Mo finds this out when he reads from a book called “Inkheart” and unknowingly sucks a diverse group of the novel’s characters from the book causing his wife to mysteriously disappear. The book’s characters who enter reality include a fire juggler named Dustfinger (Paul Bettany) and Capricorn (Andy Serkis), the antagonist of the story who loves Earth and refuses to return to his narrative.

Instead, Capricorn would rather stay and force Mo to read to him and deliver riches from stories like Ali Baba and the Forty Thieves. Capricorn’s current reader, who also possesses the same power as Mo, hasn’t quite perfected his craft. Since he has a stutter, the characters he brings from out of the books have defects. Most of them have text tattooed across their faces and bodies.

Although Mo refuses to read at first, Capricorn and his henchmen use his daughter Meggie (Eliza Bennett) as collateral until he delivers what they want. All Mo wants is to find a copy of “Inkheart” so he can figure a way to bring back his wife. But since the book has been out of print for years, he must search for its author Fenoglio (Jim Broadbent) and get another rare copy before Capricorn finds out how to release some of the book’s most evil characters.

Reminiscent of last year’s “Bedtime Stories” but with an actual script that has some imagination, some of your favorite fictional characters are brought to life by director Iain Softley (“The Skeleton Key”). From the flying monkeys of “The Wizard of Oz” to the ticking crocodile from “Peter Pan” to Rapunzel and her head of long golden hair, “Inkheart” has wonderful visuals and a convincing cast that includes Oscar winner Helen Mirren (“The Queen”) as Meggie’s frantic aunt.
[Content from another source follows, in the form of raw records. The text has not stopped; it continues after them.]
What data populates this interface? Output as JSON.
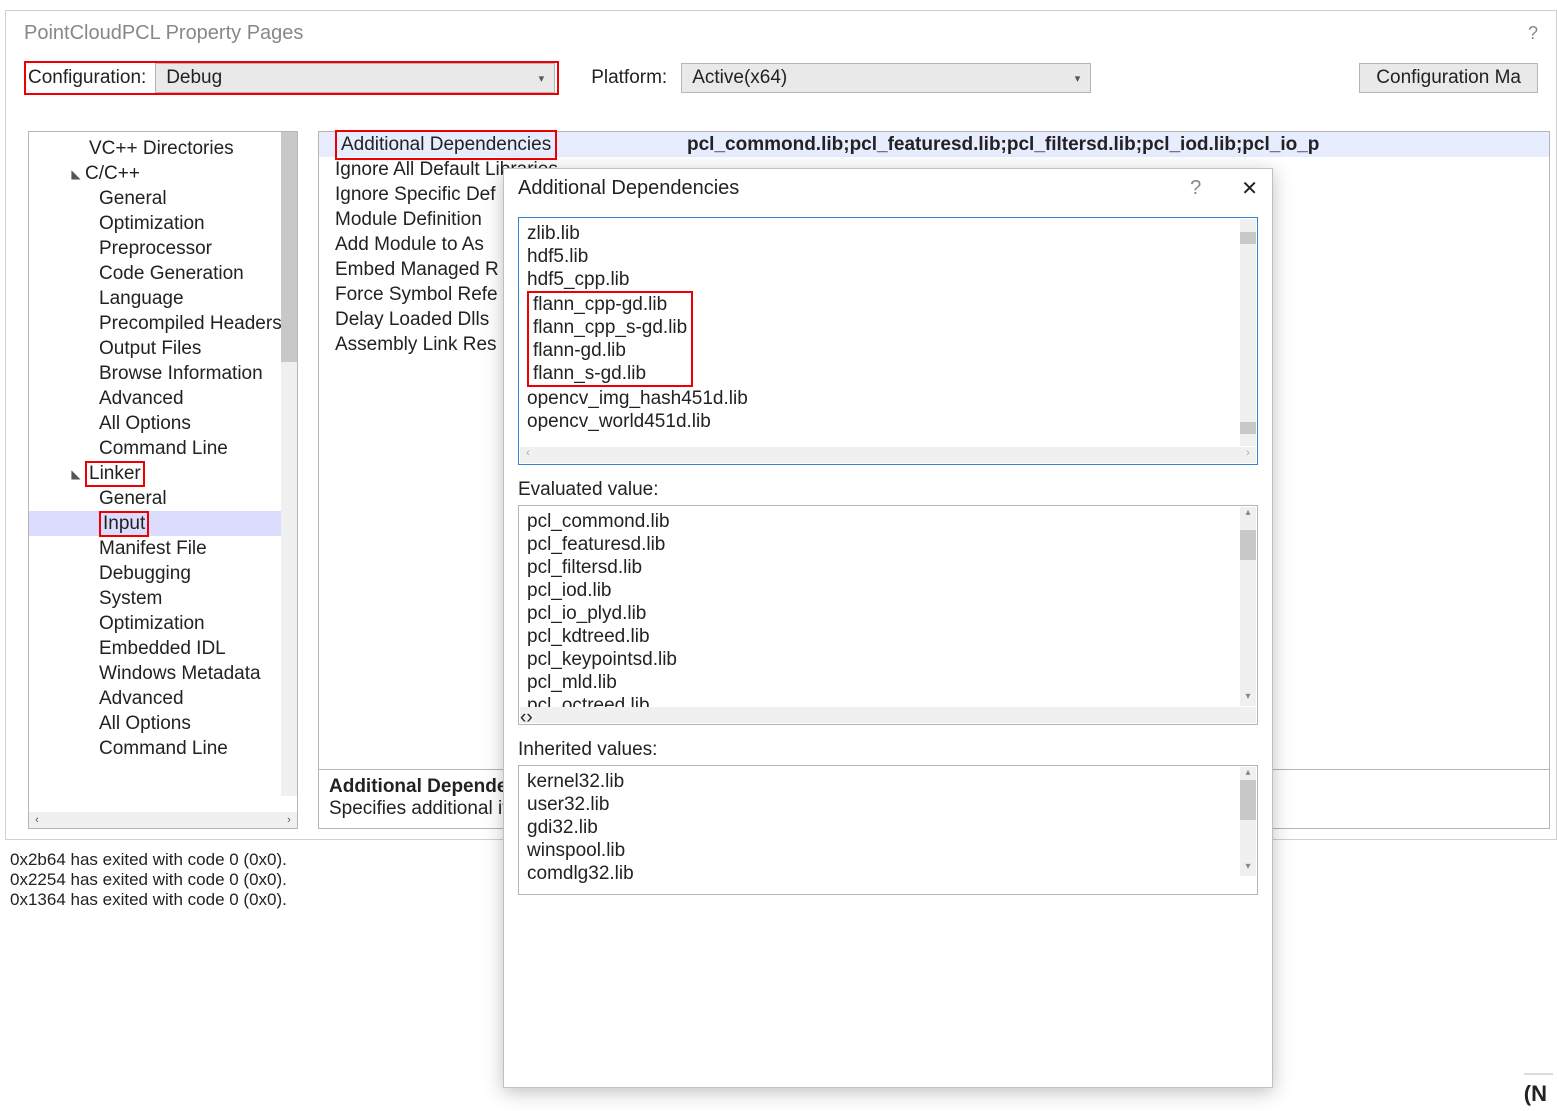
{
  "window": {
    "title": "PointCloudPCL Property Pages",
    "help": "?"
  },
  "toolbar": {
    "configuration_label": "Configuration:",
    "configuration_value": "Debug",
    "platform_label": "Platform:",
    "platform_value": "Active(x64)",
    "config_mgr_label": "Configuration Ma"
  },
  "tree": [
    {
      "label": "VC++ Directories",
      "indent": 2,
      "arrow": ""
    },
    {
      "label": "C/C++",
      "indent": 1,
      "arrow": "◣"
    },
    {
      "label": "General",
      "indent": 3
    },
    {
      "label": "Optimization",
      "indent": 3
    },
    {
      "label": "Preprocessor",
      "indent": 3
    },
    {
      "label": "Code Generation",
      "indent": 3
    },
    {
      "label": "Language",
      "indent": 3
    },
    {
      "label": "Precompiled Headers",
      "indent": 3
    },
    {
      "label": "Output Files",
      "indent": 3
    },
    {
      "label": "Browse Information",
      "indent": 3
    },
    {
      "label": "Advanced",
      "indent": 3
    },
    {
      "label": "All Options",
      "indent": 3
    },
    {
      "label": "Command Line",
      "indent": 3
    },
    {
      "label": "Linker",
      "indent": 1,
      "arrow": "◣",
      "red": true
    },
    {
      "label": "General",
      "indent": 3
    },
    {
      "label": "Input",
      "indent": 3,
      "selected": true,
      "red": true
    },
    {
      "label": "Manifest File",
      "indent": 3
    },
    {
      "label": "Debugging",
      "indent": 3
    },
    {
      "label": "System",
      "indent": 3
    },
    {
      "label": "Optimization",
      "indent": 3
    },
    {
      "label": "Embedded IDL",
      "indent": 3
    },
    {
      "label": "Windows Metadata",
      "indent": 3
    },
    {
      "label": "Advanced",
      "indent": 3
    },
    {
      "label": "All Options",
      "indent": 3
    },
    {
      "label": "Command Line",
      "indent": 3
    }
  ],
  "grid": {
    "rows": [
      {
        "name": "Additional Dependencies",
        "value": "pcl_commond.lib;pcl_featuresd.lib;pcl_filtersd.lib;pcl_iod.lib;pcl_io_p",
        "red_name": true,
        "selected": true
      },
      {
        "name": "Ignore All Default Libraries",
        "value": ""
      },
      {
        "name": "Ignore Specific Def",
        "value": ""
      },
      {
        "name": "Module Definition",
        "value": ""
      },
      {
        "name": "Add Module to As",
        "value": ""
      },
      {
        "name": "Embed Managed R",
        "value": ""
      },
      {
        "name": "Force Symbol Refe",
        "value": ""
      },
      {
        "name": "Delay Loaded Dlls",
        "value": ""
      },
      {
        "name": "Assembly Link Res",
        "value": ""
      }
    ]
  },
  "desc": {
    "title": "Additional Dependen",
    "text": "Specifies additional it"
  },
  "dialog": {
    "title": "Additional Dependencies",
    "help": "?",
    "close": "✕",
    "edit_lines_plain_before": [
      "zlib.lib",
      "hdf5.lib",
      "hdf5_cpp.lib"
    ],
    "edit_lines_red": [
      "flann_cpp-gd.lib",
      "flann_cpp_s-gd.lib",
      "flann-gd.lib",
      "flann_s-gd.lib"
    ],
    "edit_lines_plain_after": [
      "opencv_img_hash451d.lib",
      "opencv_world451d.lib"
    ],
    "evaluated_label": "Evaluated value:",
    "evaluated_lines": [
      "pcl_commond.lib",
      "pcl_featuresd.lib",
      "pcl_filtersd.lib",
      "pcl_iod.lib",
      "pcl_io_plyd.lib",
      "pcl_kdtreed.lib",
      "pcl_keypointsd.lib",
      "pcl_mld.lib",
      "pcl_octreed.lib"
    ],
    "inherited_label": "Inherited values:",
    "inherited_lines": [
      "kernel32.lib",
      "user32.lib",
      "gdi32.lib",
      "winspool.lib",
      "comdlg32.lib"
    ]
  },
  "output": {
    "lines": [
      "0x2b64 has exited with code 0 (0x0).",
      "0x2254 has exited with code 0 (0x0).",
      "0x1364 has exited with code 0 (0x0)."
    ]
  },
  "bottom_right": "(N"
}
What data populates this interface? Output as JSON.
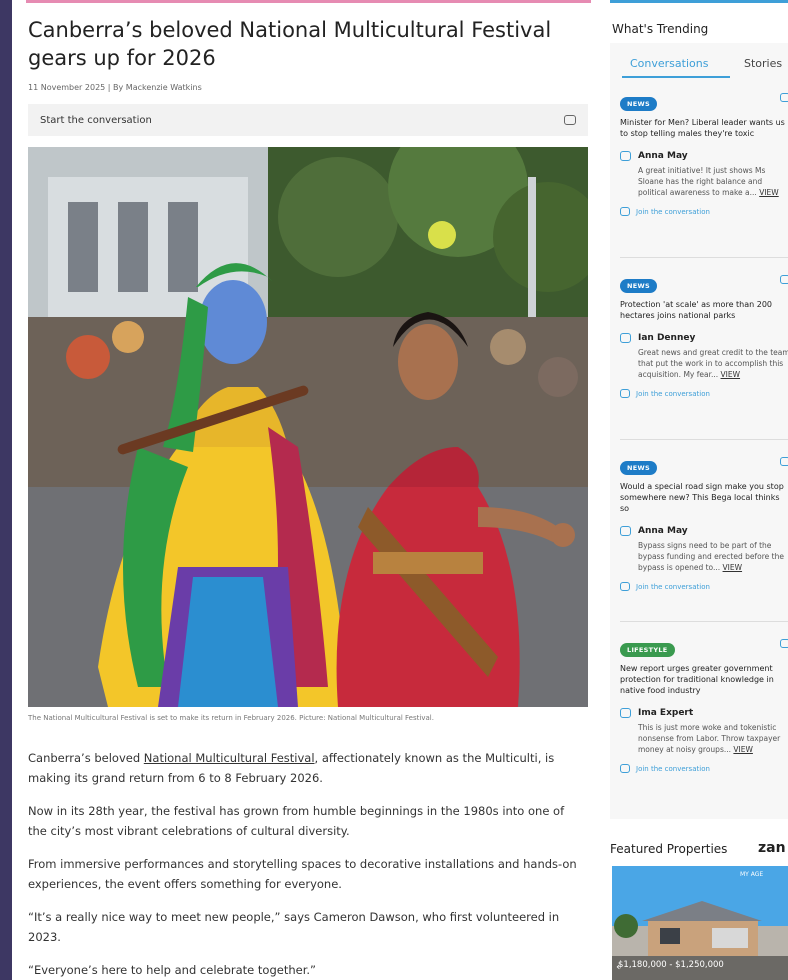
{
  "article": {
    "headline": "Canberra’s beloved National Multicultural Festival gears up for 2026",
    "byline": "11 November 2025 | By Mackenzie Watkins",
    "conversation_bar": "Start the conversation",
    "photo_caption": "The National Multicultural Festival is set to make its return in February 2026. Picture: National Multicultural Festival.",
    "para1_pre": "Canberra’s beloved ",
    "para1_link": "National Multicultural Festival",
    "para1_post": ", affectionately known as the Multiculti, is making its grand return from 6 to 8 February 2026.",
    "para2": "Now in its 28th year, the festival has grown from humble beginnings in the 1980s into one of the city’s most vibrant celebrations of cultural diversity.",
    "para3": "From immersive performances and storytelling spaces to decorative installations and hands-on experiences, the event offers something for everyone.",
    "para4": "“It’s a really nice way to meet new people,” says Cameron Dawson, who first volunteered in 2023.",
    "para5": "“Everyone’s here to help and celebrate together.”"
  },
  "sidebar": {
    "title": "What's Trending",
    "tabs": [
      {
        "label": "Conversations",
        "active": true
      },
      {
        "label": "Stories",
        "active": false
      }
    ],
    "items": [
      {
        "badge": "NEWS",
        "headline": "Minister for Men? Liberal leader wants us to stop telling males they're toxic",
        "commenter": "Anna May",
        "comment": "A great initiative! It just shows Ms Sloane has the right balance and political awareness to make a...",
        "view": "VIEW",
        "join": "Join the conversation"
      },
      {
        "badge": "NEWS",
        "headline": "Protection 'at scale' as more than 200 hectares joins national parks",
        "commenter": "Ian Denney",
        "comment": "Great news and great credit to the team that put the work in to accomplish this acquisition. My fear...",
        "view": "VIEW",
        "join": "Join the conversation"
      },
      {
        "badge": "NEWS",
        "headline": "Would a special road sign make you stop somewhere new? This Bega local thinks so",
        "commenter": "Anna May",
        "comment": "Bypass signs need to be part of the bypass funding and erected before the bypass is opened to...",
        "view": "VIEW",
        "join": "Join the conversation"
      },
      {
        "badge": "LIFESTYLE",
        "headline": "New report urges greater government protection for traditional knowledge in native food industry",
        "commenter": "Ima Expert",
        "comment": "This is just more woke and tokenistic nonsense from Labor. Throw taxpayer money at noisy groups...",
        "view": "VIEW",
        "join": "Join the conversation"
      }
    ],
    "featured_title": "Featured Properties",
    "featured_brand": "zan",
    "property_price": "$1,180,000 - $1,250,000",
    "property_agency": "MY AGE"
  },
  "colors": {
    "accent_pink": "#e68bb2",
    "accent_blue": "#3e9fd8",
    "news_badge": "#1e7cc7",
    "lifestyle_badge": "#3a9a4f"
  }
}
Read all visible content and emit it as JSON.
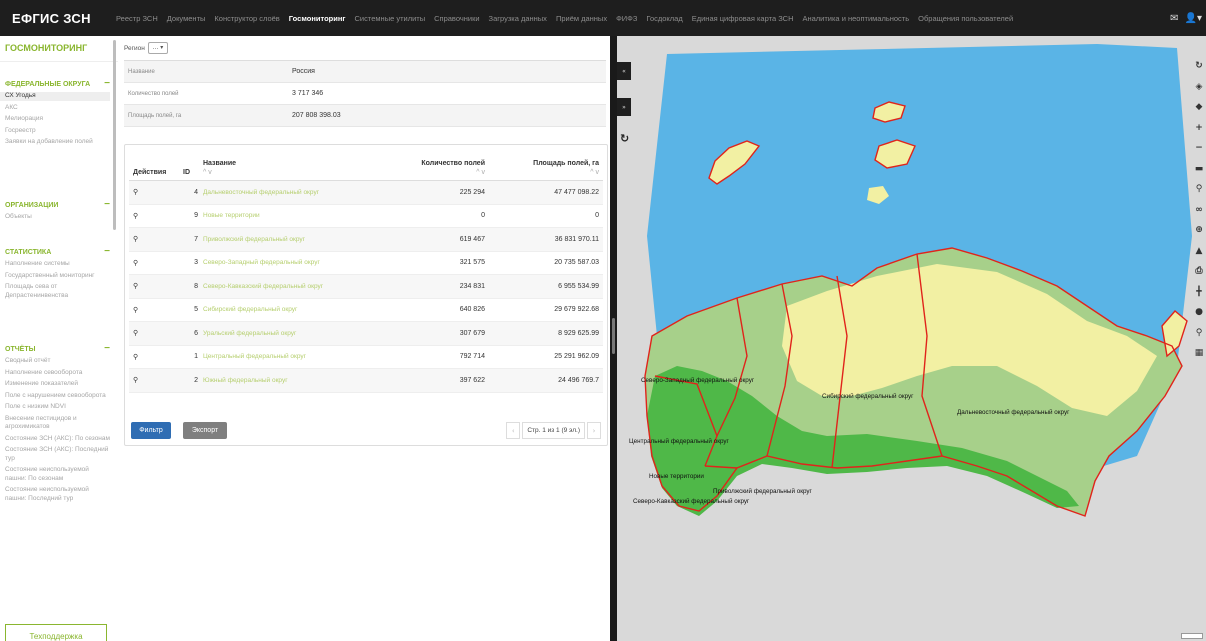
{
  "app": {
    "title": "ЕФГИС ЗСН"
  },
  "nav": {
    "items": [
      "Реестр ЗСН",
      "Документы",
      "Конструктор слоёв",
      "Госмониторинг",
      "Системные утилиты",
      "Справочники",
      "Загрузка данных",
      "Приём данных",
      "ФИФЗ",
      "Госдоклад",
      "Единая цифровая карта ЗСН",
      "Аналитика и неоптимальность",
      "Обращения пользователей"
    ],
    "active_index": 3,
    "right_icons": [
      "message-icon",
      "user-icon"
    ]
  },
  "sidebar": {
    "title": "ГОСМОНИТОРИНГ",
    "sections": [
      {
        "label": "ФЕДЕРАЛЬНЫЕ ОКРУГА",
        "items": [
          "СХ Угодья",
          "АКС",
          "Мелиорация",
          "Госреестр",
          "Заявки на добавление полей"
        ],
        "active_index": 0
      },
      {
        "label": "ОРГАНИЗАЦИИ",
        "items": [
          "Объекты"
        ]
      },
      {
        "label": "СТАТИСТИКА",
        "items": [
          "Наполнение системы",
          "Государственный мониторинг",
          "Площадь сева от Депрастенинвенства"
        ]
      },
      {
        "label": "ОТЧЁТЫ",
        "items": [
          "Сводный отчёт",
          "Наполнение севооборота",
          "Изменение показателей",
          "Поле с нарушением севооборота",
          "Поле с низким NDVI",
          "Внесение пестицидов и агрохимикатов",
          "Состояние ЗСН (АКС): По сезонам",
          "Состояние ЗСН (АКС): Последний тур",
          "Состояние неиспользуемой пашни: По сезонам",
          "Состояние неиспользуемой пашни: Последний тур"
        ]
      }
    ],
    "support_label": "Техподдержка"
  },
  "filter": {
    "region_label": "Регион",
    "region_value": "..."
  },
  "summary": [
    {
      "key": "Название",
      "value": "Россия"
    },
    {
      "key": "Количество полей",
      "value": "3 717 346"
    },
    {
      "key": "Площадь полей, га",
      "value": "207 808 398.03"
    }
  ],
  "table": {
    "columns": [
      "Действия",
      "ID",
      "Название",
      "Количество полей",
      "Площадь полей, га"
    ],
    "sort_glyph": "^ v",
    "rows": [
      {
        "id": "4",
        "name": "Дальневосточный федеральный округ",
        "fields": "225 294",
        "area": "47 477 098.22"
      },
      {
        "id": "9",
        "name": "Новые территории",
        "fields": "0",
        "area": "0"
      },
      {
        "id": "7",
        "name": "Приволжский федеральный округ",
        "fields": "619 467",
        "area": "36 831 970.11"
      },
      {
        "id": "3",
        "name": "Северо-Западный федеральный округ",
        "fields": "321 575",
        "area": "20 735 587.03"
      },
      {
        "id": "8",
        "name": "Северо-Кавказский федеральный округ",
        "fields": "234 831",
        "area": "6 955 534.99"
      },
      {
        "id": "5",
        "name": "Сибирский федеральный округ",
        "fields": "640 826",
        "area": "29 679 922.68"
      },
      {
        "id": "6",
        "name": "Уральский федеральный округ",
        "fields": "307 679",
        "area": "8 929 625.99"
      },
      {
        "id": "1",
        "name": "Центральный федеральный округ",
        "fields": "792 714",
        "area": "25 291 962.09"
      },
      {
        "id": "2",
        "name": "Южный федеральный округ",
        "fields": "397 622",
        "area": "24 496 769.7"
      }
    ],
    "filter_label": "Фильтр",
    "export_label": "Экспорт",
    "page_info": "Стр. 1 из 1 (9 эл.)",
    "prev_glyph": "‹",
    "next_glyph": "›"
  },
  "map": {
    "labels": [
      "Северо-Западный федеральный округ",
      "Сибирский федеральный округ",
      "Дальневосточный федеральный округ",
      "Центральный федеральный округ",
      "Новые территории",
      "Приволжский федеральный округ",
      "Северо-Кавказский федеральный округ"
    ],
    "colors": {
      "sea": "#5ab4e6",
      "land_bg": "#d9d9d9",
      "border": "#e0241b",
      "agro": "#4fb848",
      "tundra": "#f2f0a3",
      "forest": "#a7d08a"
    },
    "toolbar_icons": [
      "refresh-icon",
      "layers-icon",
      "layer-stack-icon",
      "zoom-in-icon",
      "zoom-out-icon",
      "ruler-icon",
      "marker-icon",
      "measure-icon",
      "zoom-extent-icon",
      "split-icon",
      "print-icon",
      "tree-icon",
      "pin-icon",
      "search-icon",
      "table-icon"
    ]
  }
}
While the story won’t become a classic like “The Princess Bride,” studios could always do a lot worse (and consistently do) when creating something clever enough for adults and entertaining enough for children.